This unique report intends to provide tools for policymakers and Photovoltaic (PV) stakeholders in order to better understand the challenges and opportunities associated to the implementation of self-consumption policies for PV plants.
After years of fast PV market development driven by financial incentives and feed-in policies, PV has reached a level of competitiveness that allows to switch progressively to self-consumption measures.
The wide range of choices for self-consumption policies, including net-metering and net-billing have contributed to make the development of PV much more complex than previously. Moreover, the increased penetration of PV has created new challenges in terms of grid financing, tax management and impact on incumbent utilities.
While several countries or states are trying to circumvent the development of PV through self-consumption by using questionable arguments and measures, this report intends to highlight the strengths and weaknesses of self-consumption measures and provide reliable and unbiased arguments to develop such schemes.
- This report aims first at providing a clear methodology to understand and compare all types of self-consumption policies. It proposes a clear set of parameters covering all existing and future self-consumption regulations.
- Second, the report comprises an analysis of existing self-consumption measures in 20 key countries.
- Third it compares the profitability of the five key self-consumption schemes and highlights the main challenges and opportunities associated to these schemes, especially with regard to grid financing, tax management and impact on incumbent utilities.
- Fourth it looks at the influence of self-consumption measures on the PV market in the last years.
The report will be completed in the coming weeks by a set of policy recommendations.
This report has been prepared by IEA-PVPS Task 1, in close collaboration with CREARA Energy Experts, and with the support of the European Copper Institute, sponsor member of the IEA-PVPS Technology Collaboration Program.
About IEA PVPS

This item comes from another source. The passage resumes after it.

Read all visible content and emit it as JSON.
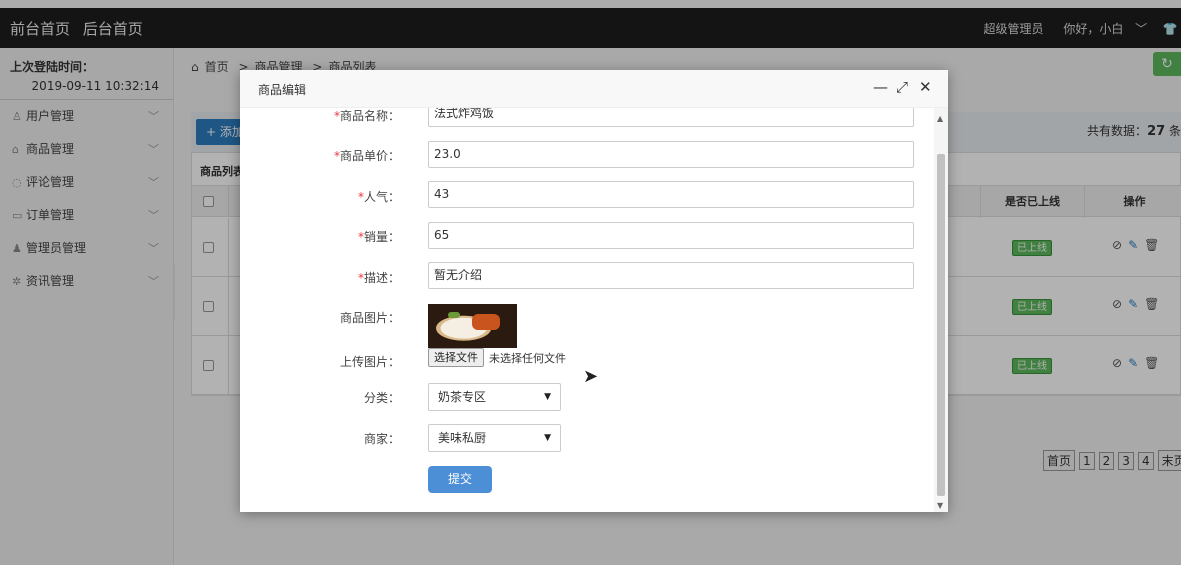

The IEA Photovoltaic Power Systems Programme (PVPS) is one of the collaborative R&D Agreements (Technology Collaboration Programmes) established within the IEA and, since its establishment in 1993, the PVPS participants have been conducting a variety of joint projects in the application of photovoltaic conversion of solar energy into electricity. The 29 PVPS members are: Australia, Austria, Belgium, Canada, China, Denmark, EPIA, the European Union, Finland, France, Germany, the International Copper Alliance, Israel, Italy, Japan, Korea, Malaysia, Mexico, Netherlands, Norway, Portugal, SEIA, SEPA, Spain, Sweden, Switzerland, Thailand, Turkey, and the United States of America.
About the European Copper Institute
The European Copper Institute is a joint venture between the International Copper Association Ltd. (ICA), headquartered in New York, representing the majority of the world’s leading mining companies, custom smelters and semi-fabricators, and the European copper industry. ECI is also part of the Copper Alliance, an international network of industry associations. Its shared mission is to work, with its members, to defend and grow markets for copper based on its superior technical performance and contributions to a higher quality of life. Considering the strong linkages between carbon reductions and copper use, Copper Alliance aims to accelerate the energy transition through its Leonardo ENERGY initiative.
About CREARA Energy Experts
Since its creation in 2003, CREARA has established itself as a leading expert in renewable energy, energy efficiency and smart grids. Its main services are outsourced energy management, strategic and regulatory consulting and engineering. CREARA helps businesses and public entities to do more with less on a daily basis.
Contact for further information: Gaëtan Masson, Task 1 Operating Agent email@example.com